REQUIRED ACTION: Please copy the data exactly as it stands, minus the images.

App and web page records:
################

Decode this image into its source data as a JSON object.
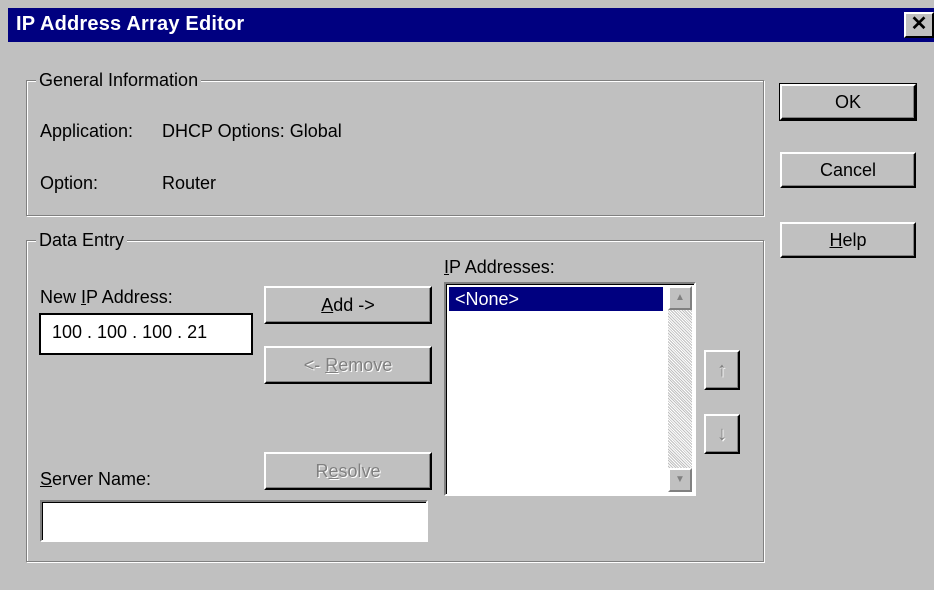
{
  "window": {
    "title": "IP Address Array Editor",
    "close_glyph": "✕"
  },
  "buttons": {
    "ok": "OK",
    "cancel": "Cancel",
    "help_mnemonic": "H",
    "help_rest": "elp"
  },
  "general": {
    "legend": "General Information",
    "application_label": "Application:",
    "application_value": "DHCP Options: Global",
    "option_label": "Option:",
    "option_value": "Router"
  },
  "data_entry": {
    "legend": "Data Entry",
    "new_ip_label_pre": "New ",
    "new_ip_label_mnemonic": "I",
    "new_ip_label_post": "P Address:",
    "new_ip_value": "100 . 100 . 100 .  21",
    "add_mnemonic": "A",
    "add_rest": "dd ->",
    "remove_pre": "<- ",
    "remove_mnemonic": "R",
    "remove_rest": "emove",
    "resolve_pre": "R",
    "resolve_mnemonic": "e",
    "resolve_rest": "solve",
    "server_label_mnemonic": "S",
    "server_label_rest": "erver Name:",
    "server_value": "",
    "ip_list_label_pre": "I",
    "ip_list_label_mnemonic": "P",
    "ip_list_label_post": " Addresses:",
    "ip_list_items": [
      "<None>"
    ],
    "move_up_glyph": "↑",
    "move_down_glyph": "↓"
  },
  "icons": {
    "close": "close-icon",
    "move_up": "arrow-up-icon",
    "move_down": "arrow-down-icon",
    "scroll_up": "scroll-up-icon",
    "scroll_down": "scroll-down-icon"
  },
  "colors": {
    "titlebar": "#000080",
    "face": "#c0c0c0",
    "selection": "#000080"
  }
}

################

EXPECTED ANSWER:
Decode this image into its source data as a JSON object.
{
  "window": {
    "title": "IP Address Array Editor",
    "close_glyph": "✕"
  },
  "buttons": {
    "ok": "OK",
    "cancel": "Cancel",
    "help_mnemonic": "H",
    "help_rest": "elp"
  },
  "general": {
    "legend": "General Information",
    "application_label": "Application:",
    "application_value": "DHCP Options: Global",
    "option_label": "Option:",
    "option_value": "Router"
  },
  "data_entry": {
    "legend": "Data Entry",
    "new_ip_label_pre": "New ",
    "new_ip_label_mnemonic": "I",
    "new_ip_label_post": "P Address:",
    "new_ip_value": "100 . 100 . 100 .  21",
    "add_mnemonic": "A",
    "add_rest": "dd ->",
    "remove_pre": "<- ",
    "remove_mnemonic": "R",
    "remove_rest": "emove",
    "resolve_pre": "R",
    "resolve_mnemonic": "e",
    "resolve_rest": "solve",
    "server_label_mnemonic": "S",
    "server_label_rest": "erver Name:",
    "server_value": "",
    "ip_list_label_pre": "I",
    "ip_list_label_mnemonic": "P",
    "ip_list_label_post": " Addresses:",
    "ip_list_items": [
      "<None>"
    ],
    "move_up_glyph": "↑",
    "move_down_glyph": "↓"
  },
  "icons": {
    "close": "close-icon",
    "move_up": "arrow-up-icon",
    "move_down": "arrow-down-icon",
    "scroll_up": "scroll-up-icon",
    "scroll_down": "scroll-down-icon"
  },
  "colors": {
    "titlebar": "#000080",
    "face": "#c0c0c0",
    "selection": "#000080"
  }
}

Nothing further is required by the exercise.